If your pet is flying as cargo, arrive at least three hours before your flight to make sure you have ample time to make all necessary arrangements. Stress the importance of your pet being transported on the same flight you are boarding.

Before saying goodbye to your pet, find out where you should claim him or her at your destination. It could be the baggage claim area at the airport but it might also be a cargo terminal. “It can take a long time before they are released,” said Suarez.

As an export officer, Catherine Albino has been responsible for the safe transport of thousands of birds on various airlines for the past 15 years. We asked her for pro secrets behind making sure animals thrive and survive while traveling in cargo.

“You must ensure that you have all permits and health documents required by your destination country,” Albino said.

“Make sure your pet is packed in an International Air Transport Association-approved transport container and that they have access to water and, in the case of birds, dry food. Also, make sure the plane’s cargo has ventilation. All these steps will ensure a safe and comfortable trip for the animals. You don’t want to stress them out.”

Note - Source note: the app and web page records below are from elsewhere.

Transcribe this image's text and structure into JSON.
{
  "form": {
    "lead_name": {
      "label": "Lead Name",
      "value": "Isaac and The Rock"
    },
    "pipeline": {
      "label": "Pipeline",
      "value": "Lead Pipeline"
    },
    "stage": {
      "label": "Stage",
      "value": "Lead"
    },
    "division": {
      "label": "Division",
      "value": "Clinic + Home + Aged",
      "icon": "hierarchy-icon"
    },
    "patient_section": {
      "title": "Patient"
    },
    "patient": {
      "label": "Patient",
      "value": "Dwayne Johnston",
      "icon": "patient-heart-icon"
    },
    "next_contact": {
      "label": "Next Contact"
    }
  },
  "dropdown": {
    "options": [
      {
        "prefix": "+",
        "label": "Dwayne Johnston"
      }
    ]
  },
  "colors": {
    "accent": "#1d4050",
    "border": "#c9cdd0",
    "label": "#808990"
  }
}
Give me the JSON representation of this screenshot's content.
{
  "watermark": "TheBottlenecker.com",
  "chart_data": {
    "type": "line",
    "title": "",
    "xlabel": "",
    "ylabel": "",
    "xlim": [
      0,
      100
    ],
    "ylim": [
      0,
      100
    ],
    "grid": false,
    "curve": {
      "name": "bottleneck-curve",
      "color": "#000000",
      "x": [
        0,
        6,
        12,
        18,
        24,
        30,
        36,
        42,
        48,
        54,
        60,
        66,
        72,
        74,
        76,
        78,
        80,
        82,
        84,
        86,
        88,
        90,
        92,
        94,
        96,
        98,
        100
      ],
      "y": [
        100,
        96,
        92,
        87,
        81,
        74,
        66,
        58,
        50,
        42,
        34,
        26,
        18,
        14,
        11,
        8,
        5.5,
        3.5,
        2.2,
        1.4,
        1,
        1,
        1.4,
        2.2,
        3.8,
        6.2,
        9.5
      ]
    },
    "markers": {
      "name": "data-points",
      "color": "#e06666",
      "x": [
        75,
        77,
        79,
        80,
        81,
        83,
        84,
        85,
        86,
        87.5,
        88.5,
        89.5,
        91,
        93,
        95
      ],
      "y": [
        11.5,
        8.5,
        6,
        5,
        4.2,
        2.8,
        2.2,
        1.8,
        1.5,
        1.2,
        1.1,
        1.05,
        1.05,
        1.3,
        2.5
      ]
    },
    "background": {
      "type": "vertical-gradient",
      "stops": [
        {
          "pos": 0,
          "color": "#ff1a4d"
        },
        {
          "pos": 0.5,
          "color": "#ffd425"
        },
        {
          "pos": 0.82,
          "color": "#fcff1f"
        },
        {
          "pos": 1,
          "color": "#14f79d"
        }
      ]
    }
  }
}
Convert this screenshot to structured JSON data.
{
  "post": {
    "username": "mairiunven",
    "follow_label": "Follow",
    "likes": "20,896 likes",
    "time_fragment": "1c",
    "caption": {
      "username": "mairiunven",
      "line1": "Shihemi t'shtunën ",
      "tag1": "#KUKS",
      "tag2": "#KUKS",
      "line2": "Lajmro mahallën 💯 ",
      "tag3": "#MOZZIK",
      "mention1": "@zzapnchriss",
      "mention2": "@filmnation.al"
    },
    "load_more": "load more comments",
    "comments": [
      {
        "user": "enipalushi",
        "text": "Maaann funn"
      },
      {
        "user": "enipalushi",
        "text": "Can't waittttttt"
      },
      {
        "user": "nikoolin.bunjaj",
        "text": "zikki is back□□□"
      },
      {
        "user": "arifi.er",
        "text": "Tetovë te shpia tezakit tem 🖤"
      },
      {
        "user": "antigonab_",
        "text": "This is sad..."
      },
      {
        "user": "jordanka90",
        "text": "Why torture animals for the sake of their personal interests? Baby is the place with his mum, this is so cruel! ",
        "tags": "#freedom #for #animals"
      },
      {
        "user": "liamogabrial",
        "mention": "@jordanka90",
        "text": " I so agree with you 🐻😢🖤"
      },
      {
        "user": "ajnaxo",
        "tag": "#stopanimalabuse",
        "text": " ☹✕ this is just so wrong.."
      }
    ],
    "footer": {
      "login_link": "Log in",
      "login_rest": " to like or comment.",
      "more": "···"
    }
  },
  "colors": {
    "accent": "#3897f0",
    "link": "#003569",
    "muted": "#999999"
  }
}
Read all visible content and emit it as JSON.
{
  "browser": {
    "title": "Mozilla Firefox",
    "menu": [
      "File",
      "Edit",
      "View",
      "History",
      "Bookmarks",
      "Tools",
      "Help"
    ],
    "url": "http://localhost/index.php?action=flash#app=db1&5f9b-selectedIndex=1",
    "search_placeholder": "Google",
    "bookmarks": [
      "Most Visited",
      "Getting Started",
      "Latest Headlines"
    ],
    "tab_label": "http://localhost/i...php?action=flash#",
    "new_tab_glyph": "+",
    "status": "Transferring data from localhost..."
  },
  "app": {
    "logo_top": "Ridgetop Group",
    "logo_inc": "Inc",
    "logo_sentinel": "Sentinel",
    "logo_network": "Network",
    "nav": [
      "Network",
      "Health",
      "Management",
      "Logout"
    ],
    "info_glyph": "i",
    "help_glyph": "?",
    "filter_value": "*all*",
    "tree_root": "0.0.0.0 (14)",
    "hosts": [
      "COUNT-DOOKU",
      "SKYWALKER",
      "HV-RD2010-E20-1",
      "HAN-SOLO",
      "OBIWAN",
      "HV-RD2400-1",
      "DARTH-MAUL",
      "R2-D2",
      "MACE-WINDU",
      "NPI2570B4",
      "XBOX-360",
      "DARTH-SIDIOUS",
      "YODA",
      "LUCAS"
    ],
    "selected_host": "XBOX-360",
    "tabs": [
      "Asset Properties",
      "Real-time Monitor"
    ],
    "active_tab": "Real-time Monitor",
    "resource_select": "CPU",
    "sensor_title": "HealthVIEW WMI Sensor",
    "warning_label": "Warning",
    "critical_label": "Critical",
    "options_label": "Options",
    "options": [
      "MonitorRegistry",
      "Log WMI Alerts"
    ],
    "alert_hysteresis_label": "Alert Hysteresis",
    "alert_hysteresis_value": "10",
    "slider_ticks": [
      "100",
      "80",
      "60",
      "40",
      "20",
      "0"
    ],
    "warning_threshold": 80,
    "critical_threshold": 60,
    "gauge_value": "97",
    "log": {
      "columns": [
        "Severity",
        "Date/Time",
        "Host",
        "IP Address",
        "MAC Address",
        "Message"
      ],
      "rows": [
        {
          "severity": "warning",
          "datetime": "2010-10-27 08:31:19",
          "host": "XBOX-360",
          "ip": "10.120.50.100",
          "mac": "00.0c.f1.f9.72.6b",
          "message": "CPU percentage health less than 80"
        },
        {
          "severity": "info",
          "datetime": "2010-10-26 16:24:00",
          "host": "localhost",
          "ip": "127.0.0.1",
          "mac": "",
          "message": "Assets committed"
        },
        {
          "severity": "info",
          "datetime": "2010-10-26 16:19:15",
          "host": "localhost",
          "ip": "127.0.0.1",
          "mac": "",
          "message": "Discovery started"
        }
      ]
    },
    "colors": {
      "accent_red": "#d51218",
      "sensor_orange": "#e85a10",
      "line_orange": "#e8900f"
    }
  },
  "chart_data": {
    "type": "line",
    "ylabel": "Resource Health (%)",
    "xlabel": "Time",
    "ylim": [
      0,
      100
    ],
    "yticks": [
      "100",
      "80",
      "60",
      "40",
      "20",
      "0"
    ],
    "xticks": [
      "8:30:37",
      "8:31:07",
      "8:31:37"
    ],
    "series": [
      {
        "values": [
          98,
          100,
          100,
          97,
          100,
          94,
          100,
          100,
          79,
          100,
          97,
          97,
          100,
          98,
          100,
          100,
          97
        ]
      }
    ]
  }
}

But if it were up to Suarez, her pets would always travel with her in the cabin. “There are too many risks in cargo,” she said.